It’s a mixed picture, and that’s okay, as what counts is balancing all this against valuation.
We will determine valuation two ways.
First, Granite Point’s adjusted book value per share was $16.15 as of the end of Q1 2022. The “adjusted” considers $0.21 per share for charges due to the early extinguishment of debt and another $0.03 for related accounting reasons.
We think that’s fair, and the difference isn’t material compared to the standard figure of $16.39, which is inclusive of $0.67 in CECL reserves (anticipated losses for problematic loans).
Granite Point is trading at a massive ~38% discount to book value per share. That’s among the highest in the sector, and that doesn’t account for the fact internally managed companies like Granite Point, all other things equal, should trade at better valuations than their externally managed peers.
What the heck is going on?
Let’s look at the second valuation component to find out.
Second is cash flow per share. Given the immense discount to book value we discussed a second ago, we’d expect Granite Point to score well in this department. GAAP earnings won’t be helpful for multiple reasons, so we need to use non-GAAP metrics like distributable earnings (“DE”). Before the write-off of $12.7 million, DE were $0.24 per share.
That barely covers the $0.25 dividend and excludes the write-off; without that adjustment, the mREIT’s DE was only $0.05. The $0.24 is no anomaly and in the same ballpark as previous reporting periods.
This results in a cash flow yield of approximately 10% with the stock price around $10. This is 10-15% higher than the likes of BXMT and STWD, which is something, but not nearly enough to justify Granite Point trading near book value.
Ladies and gentlemen, we’ve found our culprit: the reason Granite Point’s common stock has slid back to $10 a share and a ~38% discount to book value while many of its peers trade at a premium is because of cash flow.
It simply doesn’t currently generate enough cash flow per share to trade near book value when there are plenty of other quality mortgage REITs generating almost as much cash flow per share and current dividends.
As we at Wide Moat say all the time, cash flow is king.
In terms of tailwinds and headwinds, Granite Point’s lower cost of capital in multiple areas will mathematically improve earnings in the coming quarters. It won’t be extraordinary, but it will help.
Effective leverage around 2.5x is also well below the target of 3.0x to 3.5x. Coupled with its much more intelligently designed leverage/borrowing profile, Granite Point is well positioned to deploy capital into the tough market that many anticipate.
If you’ve followed our work on other mREITs, you’ll recognize this language, as the other players are a couple quarters ahead of Granite Point and already started increasing leverage.
In aggregate, we do believe Granite Point trades at a discount and is attractive at $10 per share, but it’s unwise to expect the stock to return to $15 a share anytime soon.
That’s exactly why WER sold the vast majority of his exposure around that level – it didn’t make any sense.

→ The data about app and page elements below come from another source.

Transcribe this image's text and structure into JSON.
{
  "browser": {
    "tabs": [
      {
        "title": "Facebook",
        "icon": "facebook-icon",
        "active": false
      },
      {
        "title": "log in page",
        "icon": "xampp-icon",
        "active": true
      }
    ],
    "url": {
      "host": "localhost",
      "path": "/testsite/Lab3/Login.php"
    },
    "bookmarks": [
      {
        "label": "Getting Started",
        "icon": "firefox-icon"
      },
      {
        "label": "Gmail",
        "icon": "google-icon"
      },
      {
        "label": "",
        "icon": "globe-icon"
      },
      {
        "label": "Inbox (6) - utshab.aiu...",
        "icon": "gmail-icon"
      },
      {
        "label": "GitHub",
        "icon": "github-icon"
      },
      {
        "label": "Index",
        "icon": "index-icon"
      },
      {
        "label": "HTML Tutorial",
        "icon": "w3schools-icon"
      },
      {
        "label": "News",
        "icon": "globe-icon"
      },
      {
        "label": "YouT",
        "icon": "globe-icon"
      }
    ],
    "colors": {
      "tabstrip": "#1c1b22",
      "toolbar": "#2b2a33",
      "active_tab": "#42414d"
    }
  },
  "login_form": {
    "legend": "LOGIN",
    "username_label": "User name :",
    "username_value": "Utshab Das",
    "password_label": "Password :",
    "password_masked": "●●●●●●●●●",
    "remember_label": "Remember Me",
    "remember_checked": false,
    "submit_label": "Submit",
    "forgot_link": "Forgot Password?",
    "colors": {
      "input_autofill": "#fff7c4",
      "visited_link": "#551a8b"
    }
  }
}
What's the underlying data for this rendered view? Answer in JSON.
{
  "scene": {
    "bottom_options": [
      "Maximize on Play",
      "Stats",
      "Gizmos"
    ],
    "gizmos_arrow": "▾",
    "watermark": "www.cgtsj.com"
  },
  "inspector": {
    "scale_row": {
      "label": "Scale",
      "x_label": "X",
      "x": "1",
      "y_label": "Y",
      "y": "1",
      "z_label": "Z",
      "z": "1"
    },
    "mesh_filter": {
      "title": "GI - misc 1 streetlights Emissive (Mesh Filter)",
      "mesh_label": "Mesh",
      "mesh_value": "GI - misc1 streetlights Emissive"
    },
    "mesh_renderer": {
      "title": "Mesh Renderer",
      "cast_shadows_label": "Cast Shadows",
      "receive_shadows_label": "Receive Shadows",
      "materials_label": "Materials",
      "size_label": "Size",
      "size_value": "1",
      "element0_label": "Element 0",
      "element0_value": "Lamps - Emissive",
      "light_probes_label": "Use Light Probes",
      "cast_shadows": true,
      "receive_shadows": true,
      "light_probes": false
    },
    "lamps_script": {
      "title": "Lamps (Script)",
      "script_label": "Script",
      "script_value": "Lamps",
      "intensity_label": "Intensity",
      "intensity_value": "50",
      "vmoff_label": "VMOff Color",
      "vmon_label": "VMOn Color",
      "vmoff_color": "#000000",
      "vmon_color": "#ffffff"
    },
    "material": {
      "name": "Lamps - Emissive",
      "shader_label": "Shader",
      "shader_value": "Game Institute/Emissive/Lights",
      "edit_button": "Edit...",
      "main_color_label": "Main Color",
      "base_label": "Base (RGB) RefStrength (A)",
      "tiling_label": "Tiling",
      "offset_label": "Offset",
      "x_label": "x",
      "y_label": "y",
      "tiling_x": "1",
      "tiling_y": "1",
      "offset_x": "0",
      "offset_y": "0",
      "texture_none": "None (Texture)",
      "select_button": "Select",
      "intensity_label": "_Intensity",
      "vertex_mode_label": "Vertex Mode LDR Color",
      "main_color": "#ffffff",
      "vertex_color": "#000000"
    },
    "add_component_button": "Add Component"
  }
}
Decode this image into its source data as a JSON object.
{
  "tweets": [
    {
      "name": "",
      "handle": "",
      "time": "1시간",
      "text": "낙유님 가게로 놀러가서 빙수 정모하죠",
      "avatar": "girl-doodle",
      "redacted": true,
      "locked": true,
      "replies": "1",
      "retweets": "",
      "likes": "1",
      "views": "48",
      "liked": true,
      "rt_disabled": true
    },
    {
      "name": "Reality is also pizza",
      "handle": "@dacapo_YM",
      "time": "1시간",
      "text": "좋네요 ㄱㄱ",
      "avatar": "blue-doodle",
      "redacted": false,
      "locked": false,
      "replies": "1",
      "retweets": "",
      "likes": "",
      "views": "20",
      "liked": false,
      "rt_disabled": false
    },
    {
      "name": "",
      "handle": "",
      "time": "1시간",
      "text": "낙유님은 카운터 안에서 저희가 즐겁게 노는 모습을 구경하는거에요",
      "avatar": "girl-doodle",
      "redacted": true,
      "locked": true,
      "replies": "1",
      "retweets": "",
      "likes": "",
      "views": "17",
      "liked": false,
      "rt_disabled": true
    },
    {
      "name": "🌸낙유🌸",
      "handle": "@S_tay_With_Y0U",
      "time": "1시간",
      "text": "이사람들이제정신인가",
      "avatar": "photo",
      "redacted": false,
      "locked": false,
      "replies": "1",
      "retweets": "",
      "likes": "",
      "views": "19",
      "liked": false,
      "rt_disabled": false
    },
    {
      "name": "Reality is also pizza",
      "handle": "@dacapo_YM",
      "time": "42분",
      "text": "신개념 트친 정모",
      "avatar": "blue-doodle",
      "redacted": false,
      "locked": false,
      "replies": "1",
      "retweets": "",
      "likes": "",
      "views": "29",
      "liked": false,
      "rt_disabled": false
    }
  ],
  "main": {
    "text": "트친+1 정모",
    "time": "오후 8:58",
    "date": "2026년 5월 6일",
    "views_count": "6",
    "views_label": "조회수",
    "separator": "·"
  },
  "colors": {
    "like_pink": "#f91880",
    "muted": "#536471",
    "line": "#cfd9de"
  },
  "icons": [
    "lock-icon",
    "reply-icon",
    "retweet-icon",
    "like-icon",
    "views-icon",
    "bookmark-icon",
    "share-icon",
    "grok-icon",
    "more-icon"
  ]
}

As portfolio performance improves, which we are confident it will (a severe recession notwithstanding), a $14 price tag seems extremely reasonable. That’s still a meaningful double-digit discount to book value, and cash flow per share should increase 10-20% by that time.
To obtain a high probability of at least a 50% total return in the next couple years, we recommend paying no more than $10.50 per share. The 33.3% target capital gain plus $2.0 a share in dividends along the way (assuming two-year hold time) is a much higher expected return profile than any other mREIT we cover and beats out a large percentage of equity REITs as well.
Author’s note: Brad Thomas is a Wall Street writer, which means he’s not always right with his predictions or recommendations. Since that also applies to his grammar, please excuse any typos you may find. Also, this article is free: written and distributed only to assist in research while providing a forum for second-level thinking.